    • Physical: Mental health can broadly impact daily activity and physical capability.   This can lead to absence or extended leave, leaving your business one person down and ultimately slowing down the overall job.
    • Communication: It can be challenging to communicate appropriately if someone is struggling. It is common to see people misinterpret or overreact to situations that wouldn't have previously bothered them. Relationships at work can be significantly affected, and if support is not provided, it can create a negative work environment for everyone.
    • Decision-making: Poor decisions can easily be made when minds aren’t clear or focused on the job at hand. This can lead to injuries or fatalities if procedures are neglected or not followed correctly. 

    Published in June 2021, ISO 45003 is the first global standard that provides specific guidance on the management of psychosocial risks and promotion of wellbeing at work in a manner consistent with other health and safety risks in the workplace. 

    While some jurisdictions have codes in place, ISO 45003 provides a helpful guide to assist businesses in complying with their responsibilities under WHS law.  

    1. Identify psychosocial hazards 
      1. Are there underlying issues such as bullying, unsafe practices
      2. Ask your staff if their needs are being met and do they feel supported
      3. Are workloads reasonable?
    2. Assess and prioritise psychosocial hazards and risks
      1. Who is most at risk
      2. What needs to be addressed first (where is the most significant risk)
      3. Assess the effectiveness of current controls
    3. Review process from identity to managing regularly
      1. Identify how quickly risks are identified
      2. Seek independent audits
      3. Collect and review information regularly
    4. Respond to reports of psychosocial risks and hazards
      1. Investigate the incident
      2. Record risk management processes and outcomes
      3. Support each other in returning to work 

    Sonder.io - A Simple Overview  of ISO 45003

    A detailed WHS plan that addresses the physical hazards and the psychological hazards can significantly impact the success of your operations.

    If your workers feel safe at work and are supported with a safe work environment and they can return home in one piece, their mental well-being will most likely be better. 
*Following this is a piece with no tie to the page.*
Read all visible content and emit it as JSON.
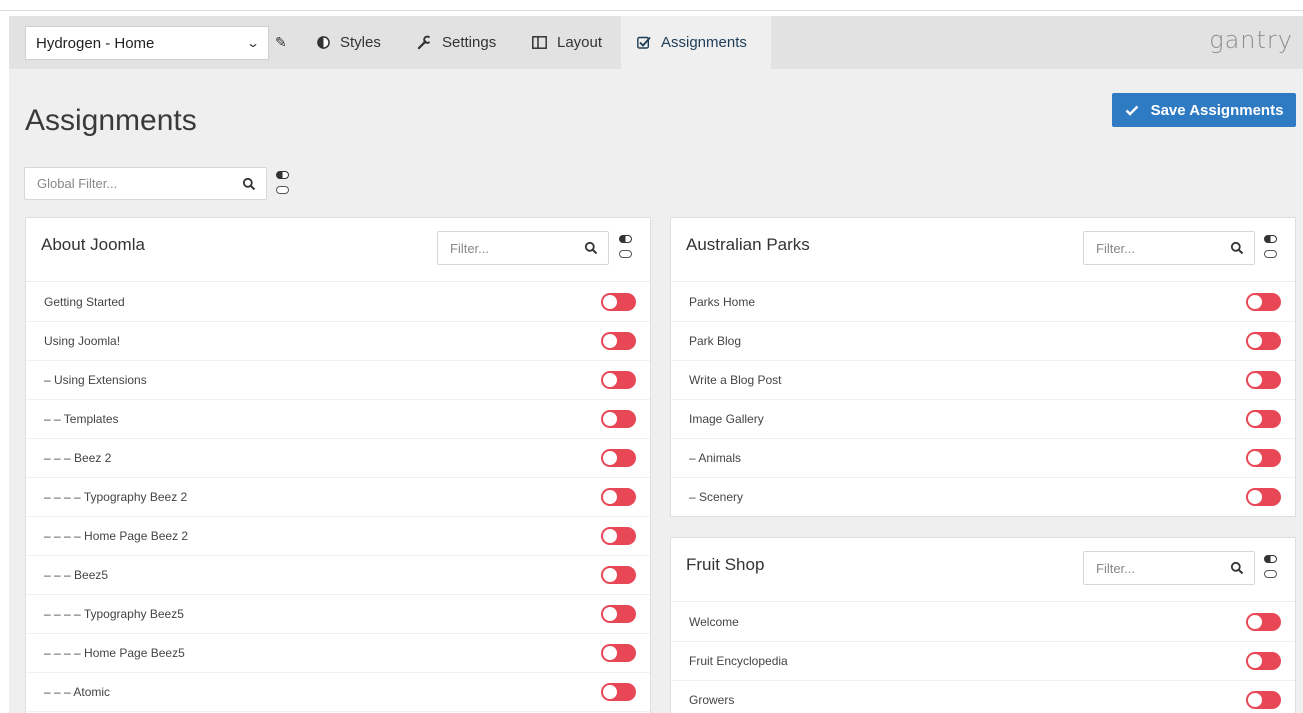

    A WHS plan and a safety-first culture articulated to all workers and widely adopted will help alleviate uncertainty around work environments and is a good starting point.